MKSAP quiz: Type 2 diabetes, heart failure, and kidney disease

This month's quiz asks readers to evaluate and choose a medication for a patient with type 2 diabetes who was recently hospitalized with a myocardial infarction and heart failure.

A 58-year-old woman is evaluated for further management of type 2 diabetes mellitus after hospital discharge. She was hospitalized with a myocardial infarction and subsequent coronary stenting, and her hospital course was complicated by heart failure. Her hemoglobin A1c level was 8.2% while hospitalized. Hyperglycemia was treated with insulin. Her medical history is significant for hypertension, dyslipidemia, obesity, and idiopathic pancreatitis. Medications are metformin, lisinopril, carvedilol, atorvastatin, furosemide, aspirin, and clopidogrel.

On physical examination, vital signs are normal. BMI is 29.

Laboratory studies show an estimated glomerular filtration rate of 52 mL/min/1.73 m2 and blood glucose level of 202 mg/dL (11.2 mmol/L).

Which of the following is the best additional treatment for diabetes mellitus?

A. Empagliflozin
B. Glipizide
C. Liraglutide
D. Pioglitazone

Reveal the Answer

MKSAP Answer and Critique

The correct answer is A. Empagliflozin. This item is available to MKSAP 19 subscribers as item 15 in the Endocrinology and Metabolism section. More information about MKSAP is online.

This patient would be best treated with empagliflozin (Option A). This sodium-glucose cotransporter 2 (SGLT2) inhibitor blocks renal glucose reabsorption and promotes the excretion of glucose and sodium via glycosuria, thus lowering blood glucose levels. The FDA approved empagliflozin for reduction of cardiovascular death in adults with type 2 diabetes mellitus and atherosclerotic cardiovascular disease. Also, the American Diabetes Association recommends that an SGLT2 inhibitor be considered in patients with type 2 diabetes and established heart failure with preserved or reduced ejection fraction to reduce the risk for worsening heart failure, heart failure-related hospitalization, and cardiovascular death. Because empagliflozin is renally cleared, considerations for renal dose adjustment are required. The marked benefit in cardiac and renal protection of this drug class must be balanced against the risks of euglycemic diabetic ketoacidosis, increased urinary tract infections, genital fungal infections, and increased rate of lower limb infection, ulceration, and amputations.

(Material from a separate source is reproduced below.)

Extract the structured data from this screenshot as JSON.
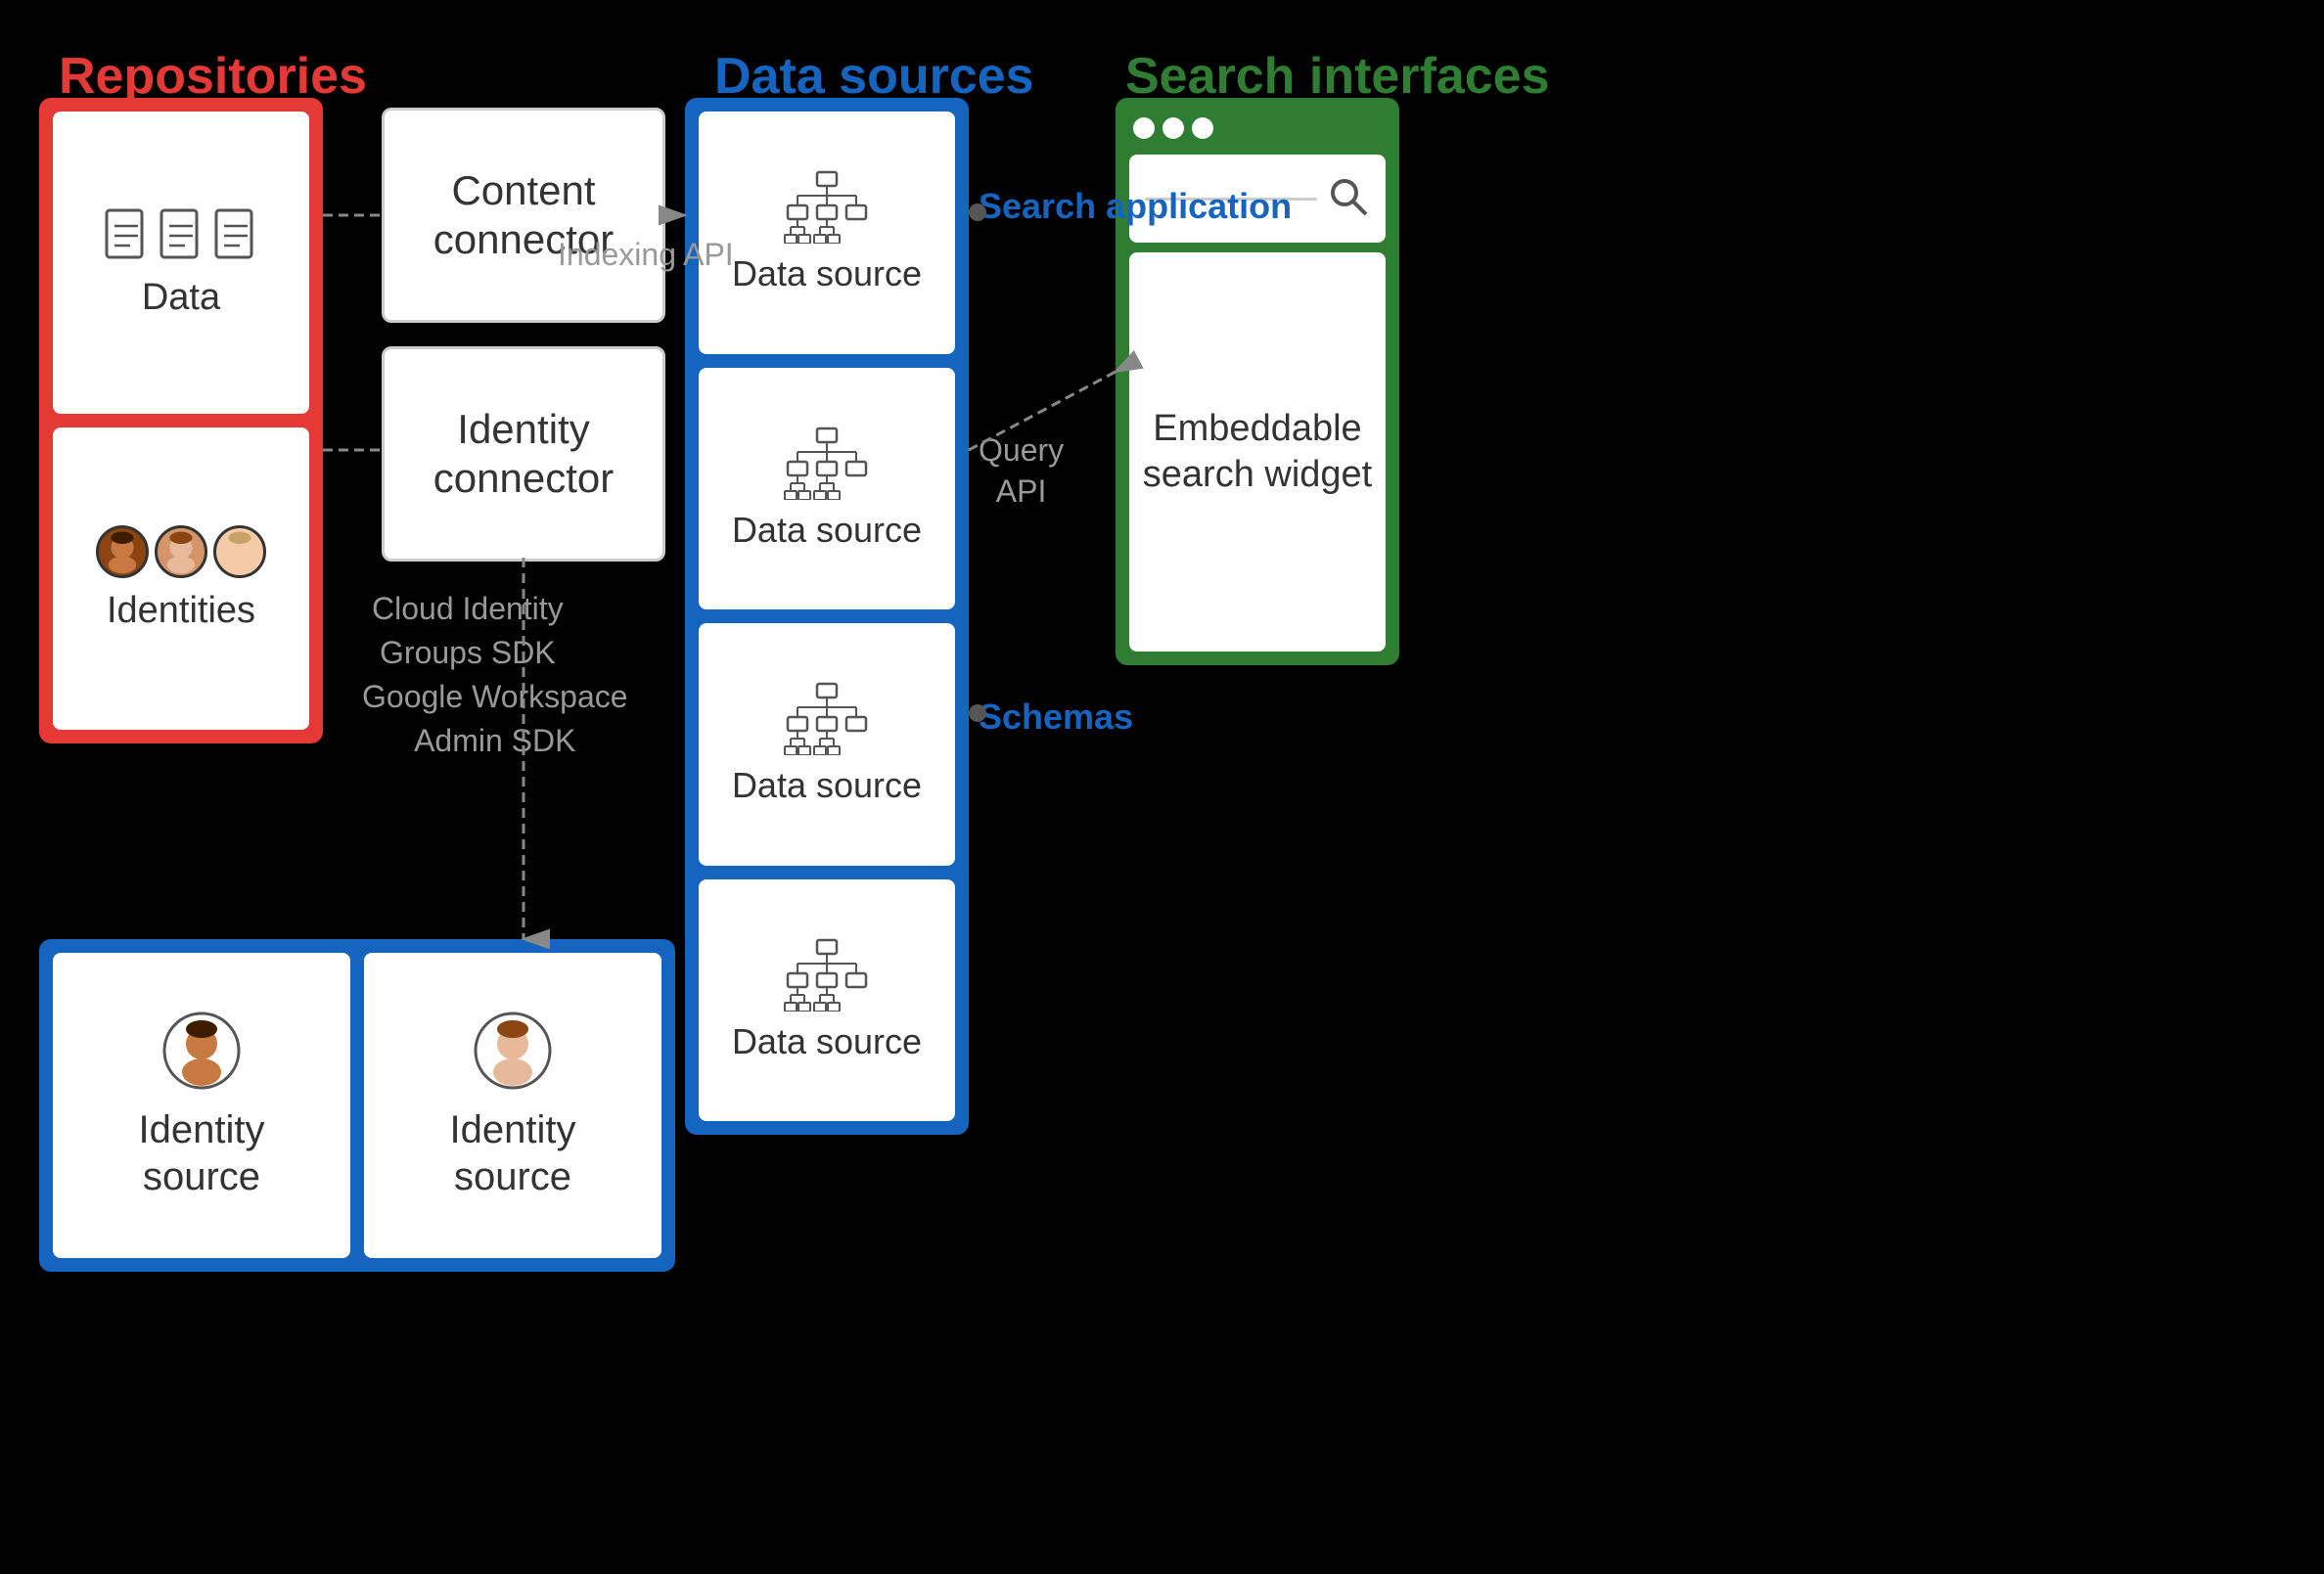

Glipizide (Option B) is a sulfonylurea. This drug class stimulates β-cell insulin secretion from the pancreas. Although the sulfonylureas initially are effective and inexpensive, they lose their efficacy as a result of gradual β-cell loss. They also cause weight gain, potentially contributing to further insulin resistance.

Liraglutide (Option C) is a glucagon-like peptide 1 receptor agonist (GLP-1 RA) that acts through several mechanisms, including increased insulin secretion in response to hyperglycemia, reduction of gastric emptying, and reduction of glucagon secretion. Similar to SGLT2 inhibitors, this drug class has also demonstrated significant risk reductions in atherosclerotic cardiovascular disease and diabetic kidney disease. However, based on postmarketing reports of acute pancreatitis in association with GLP-1 RAs, they are not recommended for patients with a history of pancreatitis. Liraglutide has not been shown to reduce the risk for heart failure-related hospitalization.

Pioglitazone (Option D) is part of the thiazolidinedione class and is an insulin sensitizer. Pioglitazone may reduce cardiovascular disease and triglyceride levels; however, it may cause weight gain because of volume retention and an increase in fat mass. In addition, these agents are contraindicated in heart failure, making it a poor choice in this patient.

Key Points

  • The sodium-glucose cotransporter 2 inhibitors and glucagon-like receptor agonists have shown both cardiovascular and renal protective benefits and are excellent options for patients with diabetes mellitus who are at risk for or have established atherosclerotic cardiovascular disease or established diabetic kidney disease.
  • In patients with type 2 diabetes mellitus and established heart failure, a sodium-glucose cotransporter 2 inhibitor may be considered to reduce risk for heart failure hospitalization.